U.S. oil companies are expected to temporarily reduce oil output by about 2 million barrels per day as lower crude prices force companies to cut back operations, the U.S. Energy Department said on Tuesday.

“The private sector and the free market are driving those cuts,” the department said regarding projections in a U.S. Energy Information Administration, or EIA, report.

The United States, the world’s top oil and natural gas producer, pumped a record of more than 12 million barrels per day (bpd) in 2019, according to the EIA.

The EIA’s short-term energy outlook report released on Tuesday projected that U.S. oil output in the fourth quarter would average about 11.04 million bpd, down about 1.74 million bpd from the year-ago quarter. The Energy Department did not immediately respond to a query about whether the projection of a temporary 2 million bpd drop was based on this figure.

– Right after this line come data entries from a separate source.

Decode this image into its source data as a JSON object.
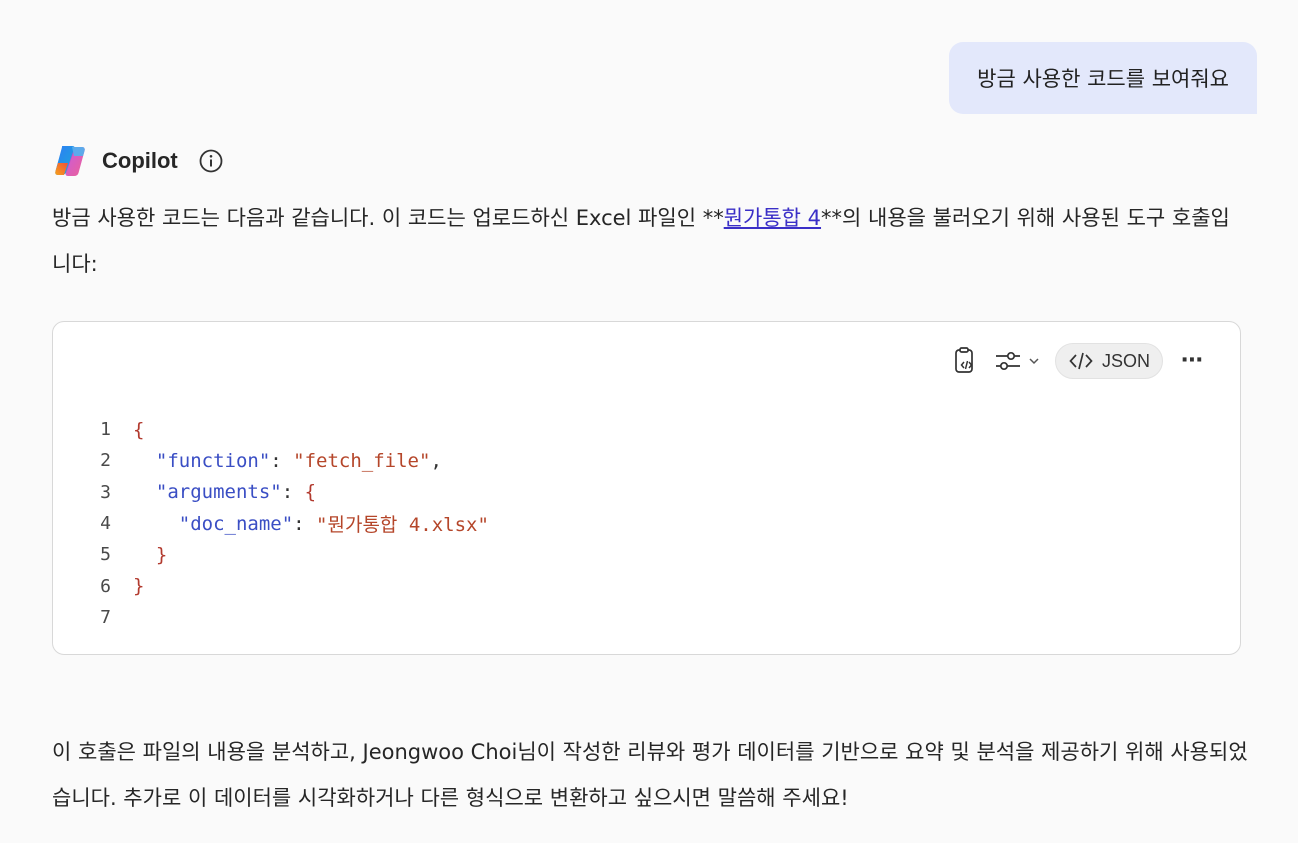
{
  "user_message": "방금 사용한 코드를 보여줘요",
  "assistant": {
    "name": "Copilot",
    "icon": "copilot-logo-icon",
    "info_icon": "info-icon",
    "intro_before_link": "방금 사용한 코드는 다음과 같습니다. 이 코드는 업로드하신 Excel 파일인 **",
    "link_text": "뭔가통합 4",
    "intro_after_link": "**의 내용을 불러오기 위해 사용된 도구 호출입니다:",
    "closing": "이 호출은 파일의 내용을 분석하고, Jeongwoo Choi님이 작성한 리뷰와 평가 데이터를 기반으로 요약 및 분석을 제공하기 위해 사용되었습니다. 추가로 이 데이터를 시각화하거나 다른 형식으로 변환하고 싶으시면 말씀해 주세요!"
  },
  "code_block": {
    "language": "JSON",
    "toolbar": {
      "copy_icon": "clipboard-code-icon",
      "settings_icon": "sliders-icon",
      "dropdown_icon": "chevron-down-icon",
      "lang_icon": "code-brackets-icon",
      "more_icon": "more-horizontal-icon",
      "more_label": "⋯"
    },
    "line_numbers": [
      "1",
      "2",
      "3",
      "4",
      "5",
      "6",
      "7"
    ],
    "tokens": {
      "open_brace": "{",
      "close_brace": "}",
      "key_function": "\"function\"",
      "val_function": "\"fetch_file\"",
      "key_arguments": "\"arguments\"",
      "key_doc_name": "\"doc_name\"",
      "val_doc_name": "\"뭔가통합 4.xlsx\"",
      "colon": ": ",
      "comma": ","
    }
  },
  "colors": {
    "user_bubble": "#e3e8fb",
    "link": "#3a2fc7",
    "json_key": "#3a4ec4",
    "json_string": "#b5462a",
    "json_brace": "#b23a2e"
  }
}
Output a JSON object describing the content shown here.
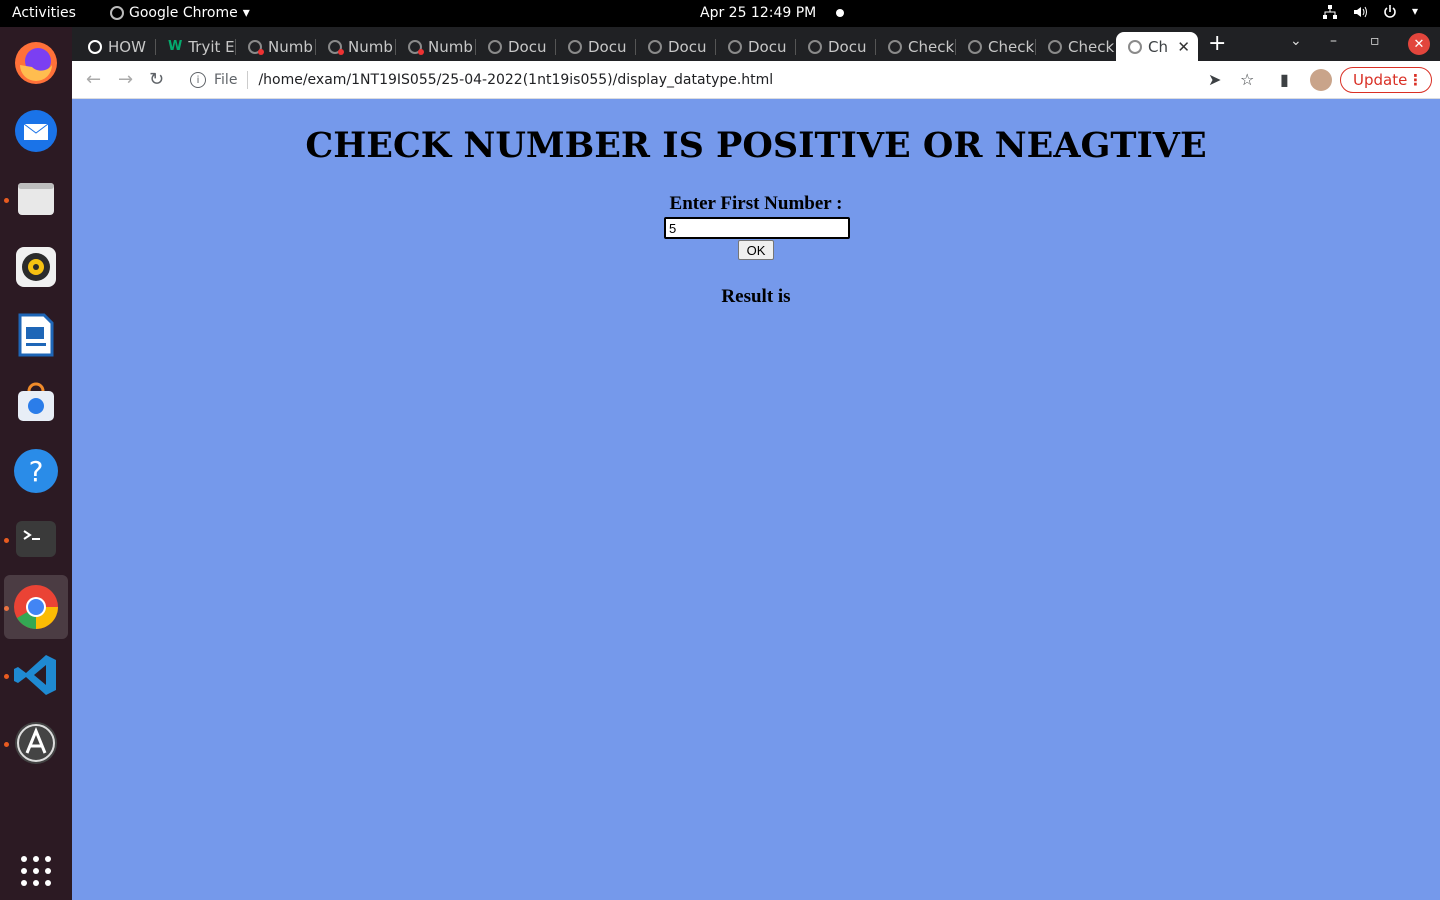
{
  "topbar": {
    "activities": "Activities",
    "app_name": "Google Chrome",
    "clock": "Apr 25  12:49 PM"
  },
  "dock": {
    "apps": [
      "firefox-icon",
      "thunderbird-icon",
      "files-icon",
      "rhythmbox-icon",
      "writer-icon",
      "software-icon",
      "help-icon",
      "terminal-icon",
      "chrome-icon",
      "vscode-icon",
      "updater-icon",
      "app-grid-icon"
    ]
  },
  "tabs": [
    {
      "label": "HOW"
    },
    {
      "label": "Tryit E"
    },
    {
      "label": "Numb"
    },
    {
      "label": "Numb"
    },
    {
      "label": "Numb"
    },
    {
      "label": "Docu"
    },
    {
      "label": "Docu"
    },
    {
      "label": "Docu"
    },
    {
      "label": "Docu"
    },
    {
      "label": "Docu"
    },
    {
      "label": "Check"
    },
    {
      "label": "Check"
    },
    {
      "label": "Check"
    },
    {
      "label": "Ch"
    }
  ],
  "toolbar": {
    "scheme": "File",
    "url": "/home/exam/1NT19IS055/25-04-2022(1nt19is055)/display_datatype.html",
    "update_label": "Update"
  },
  "page": {
    "title": "CHECK NUMBER IS POSITIVE OR NEAGTIVE",
    "label": "Enter First Number :",
    "input_value": "5",
    "ok_label": "OK",
    "result_label": "Result is"
  }
}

Saudi Arabia, Russia and allied oil producers will discuss stabilizing global oil markets on Thursday, but will agree to deep cuts to their crude only if the United States joins in with curbs to help prop up prices that have been hammered by the coronavirus crisis.

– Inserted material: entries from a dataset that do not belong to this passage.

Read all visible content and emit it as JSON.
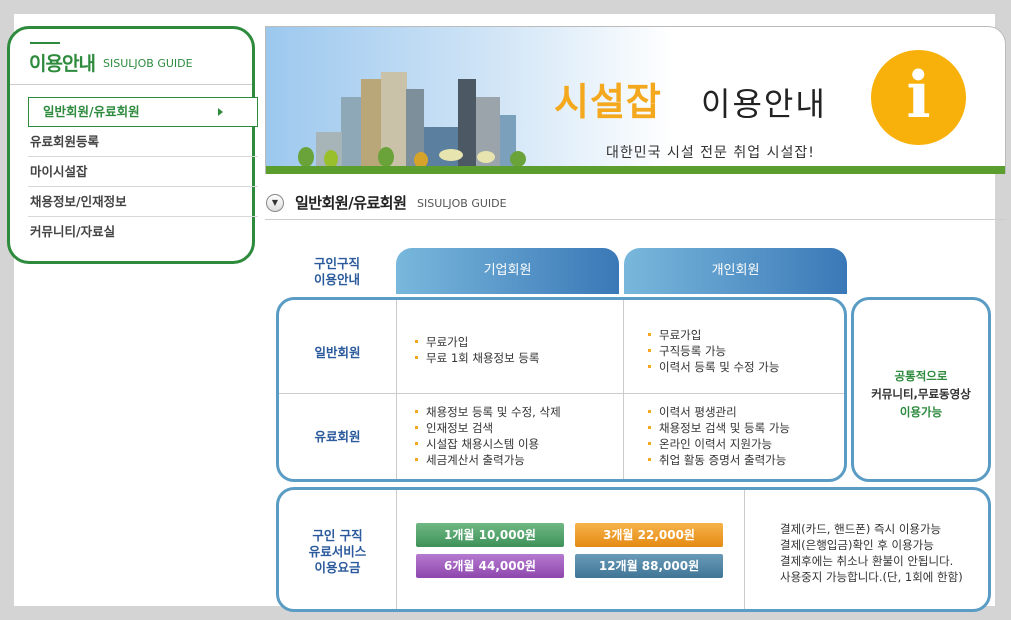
{
  "sidebar": {
    "title": "이용안내",
    "subtitle": "SISULJOB GUIDE",
    "items": [
      {
        "label": "일반회원/유료회원"
      },
      {
        "label": "유료회원등록"
      },
      {
        "label": "마이시설잡"
      },
      {
        "label": "채용정보/인재정보"
      },
      {
        "label": "커뮤니티/자료실"
      }
    ]
  },
  "banner": {
    "title_highlight": "시설잡",
    "title_rest": "이용안내",
    "subtitle": "대한민국 시설 전문 취업 시설잡!",
    "info_symbol": "i"
  },
  "section": {
    "title": "일반회원/유료회원",
    "subtitle": "SISULJOB GUIDE"
  },
  "guide_table": {
    "header_label_line1": "구인구직",
    "header_label_line2": "이용안내",
    "tabs": [
      "기업회원",
      "개인회원"
    ],
    "rows": [
      {
        "label": "일반회원",
        "corporate": [
          "무료가입",
          "무료 1회 채용정보 등록"
        ],
        "individual": [
          "무료가입",
          "구직등록 가능",
          "이력서 등록 및 수정 가능"
        ]
      },
      {
        "label": "유료회원",
        "corporate": [
          "채용정보 등록 및 수정, 삭제",
          "인재정보 검색",
          "시설잡 채용시스템 이용",
          "세금계산서 출력가능"
        ],
        "individual": [
          "이력서 평생관리",
          "채용정보 검색 및 등록 가능",
          "온라인 이력서 지원가능",
          "취업 활동 증명서 출력가능"
        ]
      }
    ],
    "common": {
      "line1": "공통적으로",
      "line2": "커뮤니티,무료동영상",
      "line3": "이용가능"
    }
  },
  "pricing": {
    "label_line1": "구인 구직",
    "label_line2": "유료서비스",
    "label_line3": "이용요금",
    "plans": [
      {
        "label": "1개월  10,000원",
        "color": "#3e9159"
      },
      {
        "label": "3개월  22,000원",
        "color": "#e58a13"
      },
      {
        "label": "6개월  44,000원",
        "color": "#8e47ad"
      },
      {
        "label": "12개월  88,000원",
        "color": "#3f7596"
      }
    ],
    "notes": [
      "결제(카드, 핸드폰) 즉시 이용가능",
      "결제(은행입금)확인 후 이용가능",
      "결제후에는 취소나 환불이 안됩니다.",
      "사용중지 가능합니다.(단, 1회에 한함)"
    ]
  }
}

U.S. President Donald Trump said on Monday the Organization of the Petroleum Countries, of which Saudi Arabia is the de facto leader, had not pressed him to ask U.S. oil producers to reduce their output to support prices. Trump said he thought U.S. cuts were “happening automatically” by private companies.

Worldwide oil demand has dropped by roughly 30%, or about 30 million bpd, as the coronavirus pandemic brings the world economy to a standstill, at the same time that Saudi Arabia and Russia have been flooding markets with extra supply.

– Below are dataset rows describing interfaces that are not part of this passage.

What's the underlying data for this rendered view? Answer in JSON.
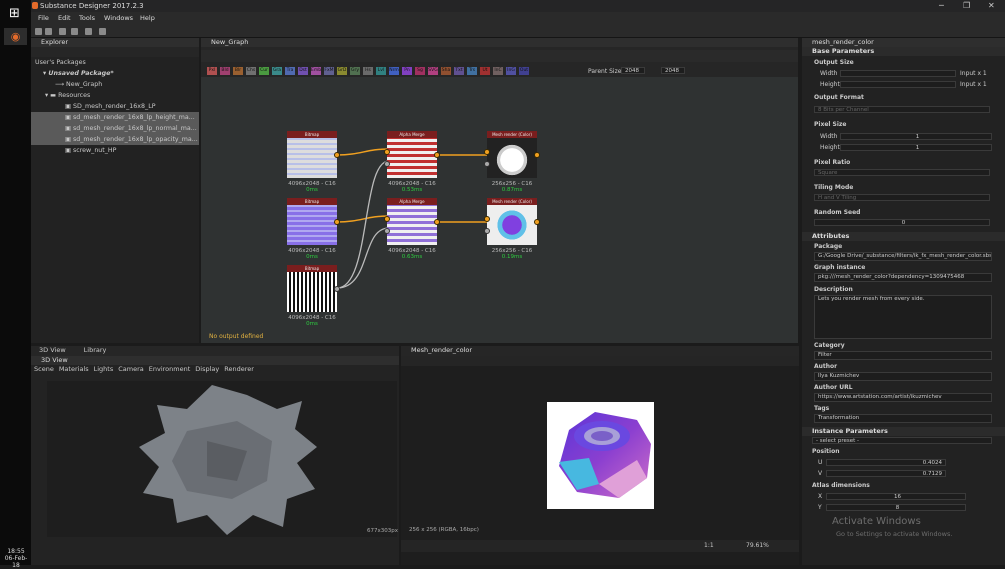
{
  "taskbar": {
    "time": "18:55",
    "date": "06-Feb-18"
  },
  "window": {
    "title": "Substance Designer 2017.2.3"
  },
  "menu": [
    "File",
    "Edit",
    "Tools",
    "Windows",
    "Help"
  ],
  "explorer": {
    "title": "Explorer",
    "root": "User's Packages",
    "package": "Unsaved Package*",
    "graph": "New_Graph",
    "resources": "Resources",
    "files": [
      "SD_mesh_render_16x8_LP",
      "sd_mesh_render_16x8_lp_height_ma...",
      "sd_mesh_render_16x8_lp_normal_ma...",
      "sd_mesh_render_16x8_lp_opacity_ma...",
      "screw_nut_HP"
    ]
  },
  "graph": {
    "tab": "New_Graph",
    "parent_size_label": "Parent Size:",
    "parent_size_a": "2048",
    "parent_size_b": "2048",
    "no_output": "No output defined",
    "chips": [
      "Pxl",
      "Bld",
      "Blr",
      "Chs",
      "Cur",
      "Gra",
      "Tra",
      "Dst",
      "Emb",
      "FxM",
      "GrD",
      "Gry",
      "Hs",
      "Lvl",
      "Nrm",
      "Pn",
      "Sg",
      "SVG",
      "Sha",
      "Txt",
      "Trs",
      "Ut",
      "InC",
      "InG",
      "Out"
    ],
    "nodes": [
      {
        "header": "Bitmap",
        "label": "4096x2048 - C16",
        "time": "0ms"
      },
      {
        "header": "Alpha Merge",
        "label": "4096x2048 - C16",
        "time": "0.53ms"
      },
      {
        "header": "Mesh render (Color)",
        "label": "256x256 - C16",
        "time": "0.87ms"
      },
      {
        "header": "Bitmap",
        "label": "4096x2048 - C16",
        "time": "0ms"
      },
      {
        "header": "Alpha Merge",
        "label": "4096x2048 - C16",
        "time": "0.63ms"
      },
      {
        "header": "Mesh render (Color)",
        "label": "256x256 - C16",
        "time": "0.19ms"
      },
      {
        "header": "Bitmap",
        "label": "4096x2048 - C16",
        "time": "0ms"
      }
    ]
  },
  "view3d": {
    "tab": "3D View",
    "tab2": "Library",
    "title": "3D View",
    "menu": [
      "Scene",
      "Materials",
      "Lights",
      "Camera",
      "Environment",
      "Display",
      "Renderer"
    ],
    "res": "677x303px"
  },
  "view2d": {
    "title": "Mesh_render_color",
    "info": "256 x 256 (RGBA, 16bpc)",
    "ratio": "1:1",
    "zoom": "79.61%"
  },
  "props": {
    "title": "mesh_render_color",
    "base_params": "Base Parameters",
    "output_size": "Output Size",
    "width": "Width",
    "height": "Height",
    "input_w": "Input x 1",
    "input_h": "Input x 1",
    "output_format": "Output Format",
    "output_format_val": "8 Bits per Channel",
    "pixel_size": "Pixel Size",
    "ps_width_val": "1",
    "ps_height_val": "1",
    "pixel_ratio": "Pixel Ratio",
    "pixel_ratio_val": "Square",
    "tiling_mode": "Tiling Mode",
    "tiling_mode_val": "H and V Tiling",
    "random_seed": "Random Seed",
    "random_seed_val": "0",
    "attributes": "Attributes",
    "package": "Package",
    "package_val": "G:/Google Drive/_substance/filters/ik_fx_mesh_render_color.sbs",
    "graph_instance": "Graph instance",
    "graph_instance_val": "pkg:///mesh_render_color?dependency=1309475468",
    "description": "Description",
    "description_val": "Lets you render mesh from every side.",
    "category": "Category",
    "category_val": "Filter",
    "author": "Author",
    "author_val": "Ilya Kuzmichev",
    "author_url": "Author URL",
    "author_url_val": "https://www.artstation.com/artist/ikuzmichev",
    "tags": "Tags",
    "tags_val": "Transformation",
    "instance_params": "Instance Parameters",
    "preset": "- select preset -",
    "position": "Position",
    "u": "U",
    "u_val": "0.4024",
    "v": "V",
    "v_val": "0.7129",
    "atlas": "Atlas dimensions",
    "atlas_x": "X",
    "atlas_y": "Y",
    "atlas_x_val": "16",
    "atlas_y_val": "8",
    "watermark1": "Activate Windows",
    "watermark2": "Go to Settings to activate Windows."
  }
}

Trump has said he expects Saudi Arabia and Russia will participate in a cut of about 10 million to 15 million bpd.

U.S. Energy Secretary Dan Brouillette will participate on Friday in a virtual G20 ministerial meeting on restoring calm to global energy markets with his counterparts around the world, said Shaylyn Hynes, a department spokeswoman.

© Copyright Thomson Reuters 2020.